A municipal sidewalk at the entrance to a patio in front of a coffee shop… Can the coffee shop also be an occupier?

A municipal sidewalk at the entrance to a patio in front of a coffee shop… Can the coffee shop also be an occupier?



Many coffee shops nowadays not only have seating areas inside, but also have patio-like settings immediately outside its shop, with bistro sets including tables and chairs. This is a smart way to attract more customers, especially in the summer, but albeit one that requires more maintenance on the part of the coffee shop staff. If you slip and fall inside the shop, it would be easier to determine who is liable for your injuries. It is likely, at least in part, the coffee shop, provided you have evidence of negligence such as failure to supervise, clean up spills and/or warn customers about a wet floor. But what happens if you fall outside of the coffee shop, specifically, on an ice-covered municipal sidewalk located at the entrance of the coffee shop. Who is then liable: the city, or the shop?



To answer this question, one must first determine who the occupier is in the given circumstance. Section 1 of the Occupiers’ Liability Act, R.S.O. 1990, c O.2 defines an occupier as:


(a) a person who is in physical possession of premises, or

(b) a person who has responsibility for and control over the condition of premises or the activities there carried on, or control over persons allowed to enter the premises,


Determining the occupier is not always obvious, as there could be more than one occupier of a premise, as is the case in the above scenario. The Ontario Court of Appeal weighed in on this type of situation in MacKay v Starbucks Corporation, 2017, ONCA 350.  In this case, although the sidewalk is technically the City of Toronto’s property, Starbucks was also considered to be an occupier.


In Mackay, the Starbucks has an outdoor patio that abuts the municipal sidewalk along Hammersmith road.
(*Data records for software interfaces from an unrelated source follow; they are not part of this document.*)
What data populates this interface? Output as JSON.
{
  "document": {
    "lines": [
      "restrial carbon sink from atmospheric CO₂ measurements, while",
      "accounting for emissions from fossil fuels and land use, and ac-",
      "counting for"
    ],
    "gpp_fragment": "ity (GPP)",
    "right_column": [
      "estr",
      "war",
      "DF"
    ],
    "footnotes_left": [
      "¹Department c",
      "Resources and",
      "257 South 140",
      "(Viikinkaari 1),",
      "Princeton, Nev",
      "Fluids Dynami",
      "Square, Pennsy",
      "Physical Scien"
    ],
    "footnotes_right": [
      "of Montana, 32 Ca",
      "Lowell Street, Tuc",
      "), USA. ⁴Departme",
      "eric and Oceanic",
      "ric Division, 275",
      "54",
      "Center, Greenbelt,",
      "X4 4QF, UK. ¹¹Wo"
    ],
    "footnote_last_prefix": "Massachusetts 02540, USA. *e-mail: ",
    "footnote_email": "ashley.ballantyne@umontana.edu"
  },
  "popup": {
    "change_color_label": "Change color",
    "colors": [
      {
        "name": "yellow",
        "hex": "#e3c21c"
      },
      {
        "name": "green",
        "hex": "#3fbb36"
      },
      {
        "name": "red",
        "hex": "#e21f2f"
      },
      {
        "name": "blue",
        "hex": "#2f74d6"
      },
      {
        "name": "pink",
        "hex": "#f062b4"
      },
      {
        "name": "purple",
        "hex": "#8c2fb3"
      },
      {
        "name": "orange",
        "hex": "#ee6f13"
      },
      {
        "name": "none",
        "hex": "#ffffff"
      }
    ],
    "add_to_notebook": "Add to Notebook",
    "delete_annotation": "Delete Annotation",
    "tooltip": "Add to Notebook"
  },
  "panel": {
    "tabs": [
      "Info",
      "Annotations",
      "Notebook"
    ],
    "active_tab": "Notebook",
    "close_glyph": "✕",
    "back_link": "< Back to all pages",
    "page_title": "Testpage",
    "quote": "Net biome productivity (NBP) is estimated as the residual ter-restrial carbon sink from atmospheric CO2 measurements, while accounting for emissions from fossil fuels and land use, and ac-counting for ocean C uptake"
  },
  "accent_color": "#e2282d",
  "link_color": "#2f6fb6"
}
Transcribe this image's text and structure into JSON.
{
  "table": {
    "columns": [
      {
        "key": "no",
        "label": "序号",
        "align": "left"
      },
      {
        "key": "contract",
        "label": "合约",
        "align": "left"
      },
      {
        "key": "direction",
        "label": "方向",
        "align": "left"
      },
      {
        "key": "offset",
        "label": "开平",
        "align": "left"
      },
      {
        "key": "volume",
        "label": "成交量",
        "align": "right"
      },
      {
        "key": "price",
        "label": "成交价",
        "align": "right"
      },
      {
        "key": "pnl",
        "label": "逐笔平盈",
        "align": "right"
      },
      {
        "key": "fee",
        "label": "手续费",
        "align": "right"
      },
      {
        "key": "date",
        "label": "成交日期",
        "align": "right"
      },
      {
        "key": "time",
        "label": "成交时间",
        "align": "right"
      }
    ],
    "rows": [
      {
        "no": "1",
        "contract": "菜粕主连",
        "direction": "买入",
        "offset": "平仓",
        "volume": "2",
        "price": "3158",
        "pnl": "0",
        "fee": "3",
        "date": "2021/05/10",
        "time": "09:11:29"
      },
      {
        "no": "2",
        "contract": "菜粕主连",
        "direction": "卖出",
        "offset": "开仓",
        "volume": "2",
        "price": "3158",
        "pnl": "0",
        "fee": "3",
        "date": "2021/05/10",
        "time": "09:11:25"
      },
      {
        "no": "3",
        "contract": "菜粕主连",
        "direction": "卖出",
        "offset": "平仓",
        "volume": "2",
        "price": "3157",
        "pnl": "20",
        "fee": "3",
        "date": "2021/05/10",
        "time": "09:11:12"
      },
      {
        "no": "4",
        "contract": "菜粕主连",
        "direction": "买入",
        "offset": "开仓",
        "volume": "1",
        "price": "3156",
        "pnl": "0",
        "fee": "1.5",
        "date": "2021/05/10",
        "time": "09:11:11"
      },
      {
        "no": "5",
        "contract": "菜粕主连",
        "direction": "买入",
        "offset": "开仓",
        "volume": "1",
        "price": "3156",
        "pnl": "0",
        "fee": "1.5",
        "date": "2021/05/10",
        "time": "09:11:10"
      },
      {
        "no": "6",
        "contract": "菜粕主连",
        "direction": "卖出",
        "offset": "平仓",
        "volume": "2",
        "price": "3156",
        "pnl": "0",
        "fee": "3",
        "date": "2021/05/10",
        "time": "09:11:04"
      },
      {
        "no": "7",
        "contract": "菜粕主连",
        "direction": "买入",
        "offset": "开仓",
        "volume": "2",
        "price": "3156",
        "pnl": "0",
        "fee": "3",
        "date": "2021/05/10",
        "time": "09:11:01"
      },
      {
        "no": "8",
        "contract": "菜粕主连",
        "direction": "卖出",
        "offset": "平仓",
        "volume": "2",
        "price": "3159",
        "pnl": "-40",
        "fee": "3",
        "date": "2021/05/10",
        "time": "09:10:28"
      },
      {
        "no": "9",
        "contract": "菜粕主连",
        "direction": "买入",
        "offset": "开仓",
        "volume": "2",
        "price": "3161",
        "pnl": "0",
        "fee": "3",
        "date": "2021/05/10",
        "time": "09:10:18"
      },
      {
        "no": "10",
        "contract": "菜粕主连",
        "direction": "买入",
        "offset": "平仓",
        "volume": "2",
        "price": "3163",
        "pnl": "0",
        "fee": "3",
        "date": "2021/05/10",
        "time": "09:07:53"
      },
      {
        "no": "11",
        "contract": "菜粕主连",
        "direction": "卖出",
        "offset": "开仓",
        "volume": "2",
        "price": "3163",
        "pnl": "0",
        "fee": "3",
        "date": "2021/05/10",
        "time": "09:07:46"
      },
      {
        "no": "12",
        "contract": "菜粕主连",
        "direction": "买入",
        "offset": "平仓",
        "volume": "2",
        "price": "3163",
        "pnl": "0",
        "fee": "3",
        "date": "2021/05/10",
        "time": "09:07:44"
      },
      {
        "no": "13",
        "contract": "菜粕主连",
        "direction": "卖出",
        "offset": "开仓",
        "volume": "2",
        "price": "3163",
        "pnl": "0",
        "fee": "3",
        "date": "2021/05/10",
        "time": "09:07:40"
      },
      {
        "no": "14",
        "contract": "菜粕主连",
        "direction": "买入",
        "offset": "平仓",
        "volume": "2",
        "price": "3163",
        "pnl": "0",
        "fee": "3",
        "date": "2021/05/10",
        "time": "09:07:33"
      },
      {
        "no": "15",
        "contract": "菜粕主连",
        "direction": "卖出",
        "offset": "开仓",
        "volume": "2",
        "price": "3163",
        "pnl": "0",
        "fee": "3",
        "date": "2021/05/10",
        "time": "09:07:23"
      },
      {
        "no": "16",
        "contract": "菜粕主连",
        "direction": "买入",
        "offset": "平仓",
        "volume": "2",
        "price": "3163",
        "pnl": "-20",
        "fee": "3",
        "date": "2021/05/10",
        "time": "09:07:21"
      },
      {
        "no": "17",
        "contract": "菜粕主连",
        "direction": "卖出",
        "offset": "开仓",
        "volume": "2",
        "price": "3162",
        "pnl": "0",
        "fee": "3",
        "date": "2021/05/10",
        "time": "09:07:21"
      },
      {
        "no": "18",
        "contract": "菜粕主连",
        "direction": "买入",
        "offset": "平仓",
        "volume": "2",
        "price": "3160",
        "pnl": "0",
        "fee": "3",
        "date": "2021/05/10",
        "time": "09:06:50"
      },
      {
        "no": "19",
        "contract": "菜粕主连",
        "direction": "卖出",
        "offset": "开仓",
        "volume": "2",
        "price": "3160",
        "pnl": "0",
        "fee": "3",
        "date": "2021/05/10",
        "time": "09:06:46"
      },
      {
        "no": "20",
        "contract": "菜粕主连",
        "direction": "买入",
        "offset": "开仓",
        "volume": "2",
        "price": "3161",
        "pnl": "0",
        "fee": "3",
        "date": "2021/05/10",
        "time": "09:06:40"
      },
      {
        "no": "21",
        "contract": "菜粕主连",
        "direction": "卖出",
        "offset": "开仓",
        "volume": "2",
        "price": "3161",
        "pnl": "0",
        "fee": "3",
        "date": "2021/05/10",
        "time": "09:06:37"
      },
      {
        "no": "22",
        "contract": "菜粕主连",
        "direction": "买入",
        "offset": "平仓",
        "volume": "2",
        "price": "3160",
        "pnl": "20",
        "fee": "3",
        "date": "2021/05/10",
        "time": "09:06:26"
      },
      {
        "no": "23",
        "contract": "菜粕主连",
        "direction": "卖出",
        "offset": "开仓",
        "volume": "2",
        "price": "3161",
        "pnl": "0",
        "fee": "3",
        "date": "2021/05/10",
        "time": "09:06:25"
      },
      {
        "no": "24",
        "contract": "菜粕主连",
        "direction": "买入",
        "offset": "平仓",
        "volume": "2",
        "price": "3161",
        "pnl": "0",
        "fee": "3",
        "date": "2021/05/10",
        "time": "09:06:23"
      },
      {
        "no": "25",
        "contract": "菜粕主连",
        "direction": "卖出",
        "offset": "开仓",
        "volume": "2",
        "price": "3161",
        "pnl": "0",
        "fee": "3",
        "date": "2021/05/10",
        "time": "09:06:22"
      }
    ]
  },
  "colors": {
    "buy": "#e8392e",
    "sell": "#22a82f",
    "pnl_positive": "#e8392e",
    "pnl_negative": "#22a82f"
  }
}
The patio is enclosed by a fence that includes a 3 to 4 foot opening, which joins the patio and the sidewalk. The trial judge found Starbucks to be an occupier of that portion of the sidewalk. The appellant (Starbucks) appealed this decision.
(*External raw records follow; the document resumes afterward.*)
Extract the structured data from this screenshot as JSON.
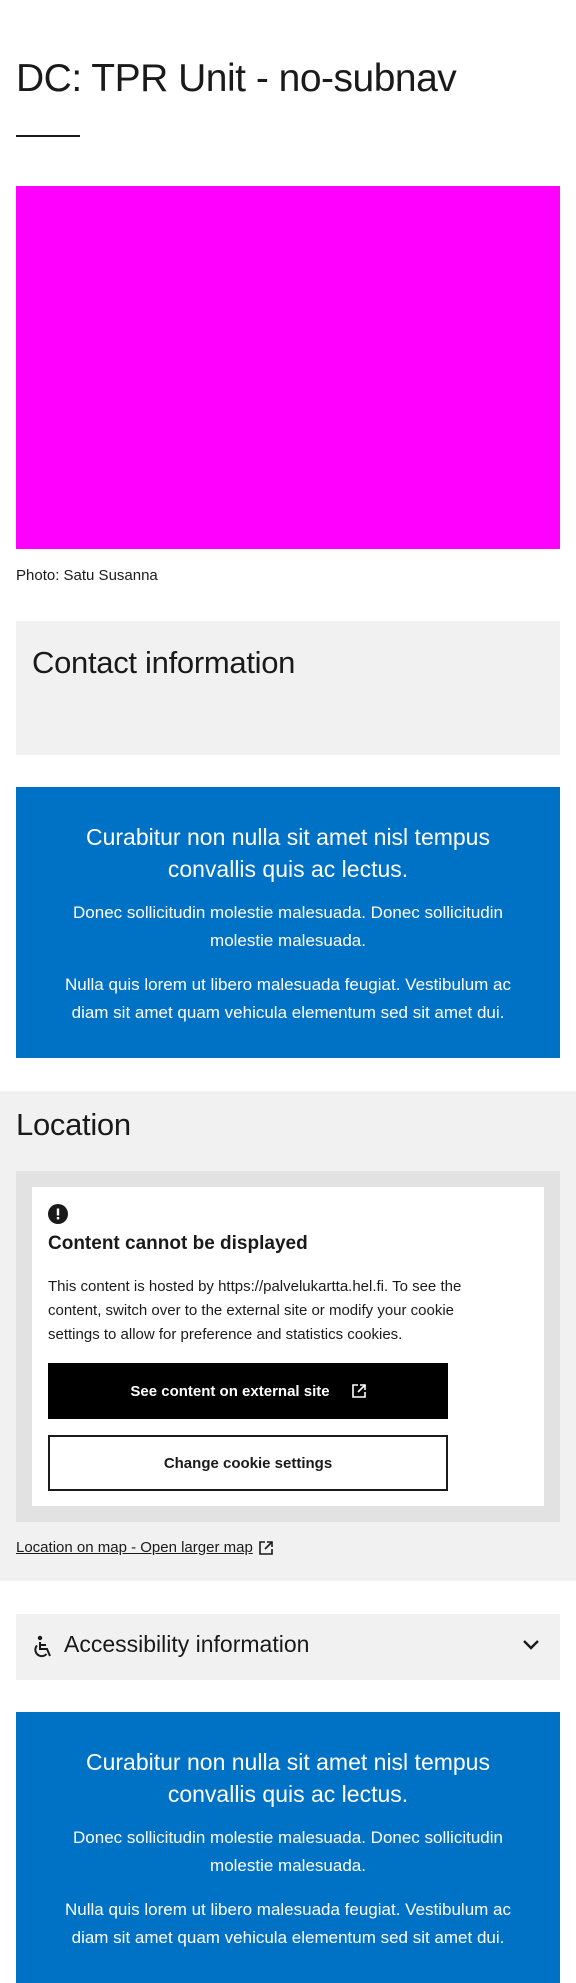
{
  "page": {
    "title": "DC: TPR Unit - no-subnav"
  },
  "hero": {
    "image_color": "#ff00ff",
    "caption": "Photo: Satu Susanna"
  },
  "contact": {
    "title": "Contact information"
  },
  "banner_top": {
    "title": "Curabitur non nulla sit amet nisl tempus convallis quis ac lectus.",
    "paragraph_1": "Donec sollicitudin molestie malesuada. Donec sollicitudin molestie malesuada.",
    "paragraph_2": "Nulla quis lorem ut libero malesuada feugiat. Vestibulum ac diam sit amet quam vehicula elementum sed sit amet dui."
  },
  "location": {
    "title": "Location",
    "notice": {
      "icon": "alert-circle-icon",
      "title": "Content cannot be displayed",
      "text": "This content is hosted by https://palvelukartta.hel.fi. To see the content, switch over to the external site or modify your cookie settings to allow for preference and statistics cookies.",
      "external_button": "See content on external site",
      "cookie_button": "Change cookie settings"
    },
    "map_link": "Location on map - Open larger map"
  },
  "accessibility": {
    "icon": "wheelchair-icon",
    "title": "Accessibility information",
    "toggle_icon": "chevron-down-icon"
  },
  "banner_bottom": {
    "title": "Curabitur non nulla sit amet nisl tempus convallis quis ac lectus.",
    "paragraph_1": "Donec sollicitudin molestie malesuada. Donec sollicitudin molestie malesuada.",
    "paragraph_2": "Nulla quis lorem ut libero malesuada feugiat. Vestibulum ac diam sit amet quam vehicula elementum sed sit amet dui."
  },
  "colors": {
    "banner": "#0072c6",
    "section_grey": "#f1f1f1",
    "map_frame": "#e2e2e2",
    "primary_button": "#000000"
  }
}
The trial judge rendered her decision based on the following facts:

  1. Many customers used this sidewalk to enter the store through the patio and exit using the same path;
  2. Starbucks created a pathway from its side door through the patio and out over the sidewalk, which was used by many of its customers and only by its customers;
  3. Customers only used the sidewalk to access Starbucks;
  4. The use of the sidewalk that Starbucks created was unrelated to other uses of the sidewalk in the ordinary course;
  5. Starbucks “controlled the access route” of its customers entering and exiting the store; and
  6. Starbucks had “sufficient control” of the area of the sidewalk adjacent to the fence to ensure the safety of its customers using that area to come in and out of the store.



In order to conclude that Starbucks is an occupier, the Ontario Court of Appeal underlines that Starbucks had to have taken steps to come within clause (a) or (b) of the definition “occupier” by “sharing sufficient possession or control with the municipality”.  Based on this evidence, the Court of Appeal upheld the trial judge’s decision and confirmed that Starbucks is an occupier in this case as it shared sufficient possession or control with the municipality of the sidewalk (paragraph 17).


The Court of Appeal clarifies the public policy objectives of the Occupiers’ Liability Act, in that its purpose is to “impose liability on those who, by their conduct, assume control over and responsibility for a portion of the immediately adjacent sidewalk and the safety who use it” (paragraph 38).  


By its conduct, Starbucks assumed control and responsibility of that portion of sidewalk, therefore exposing itself to liability. Although offering outdoor patio amenities is a great way of ensuring customer service, coffee shop owners and managers should keep MacKay v Starbucks Corporation in mind.

By Janan Arafa of Burn Tucker Lachaîne Personal Injury Lawyers on December 14, 2018
Tags: Personal Injury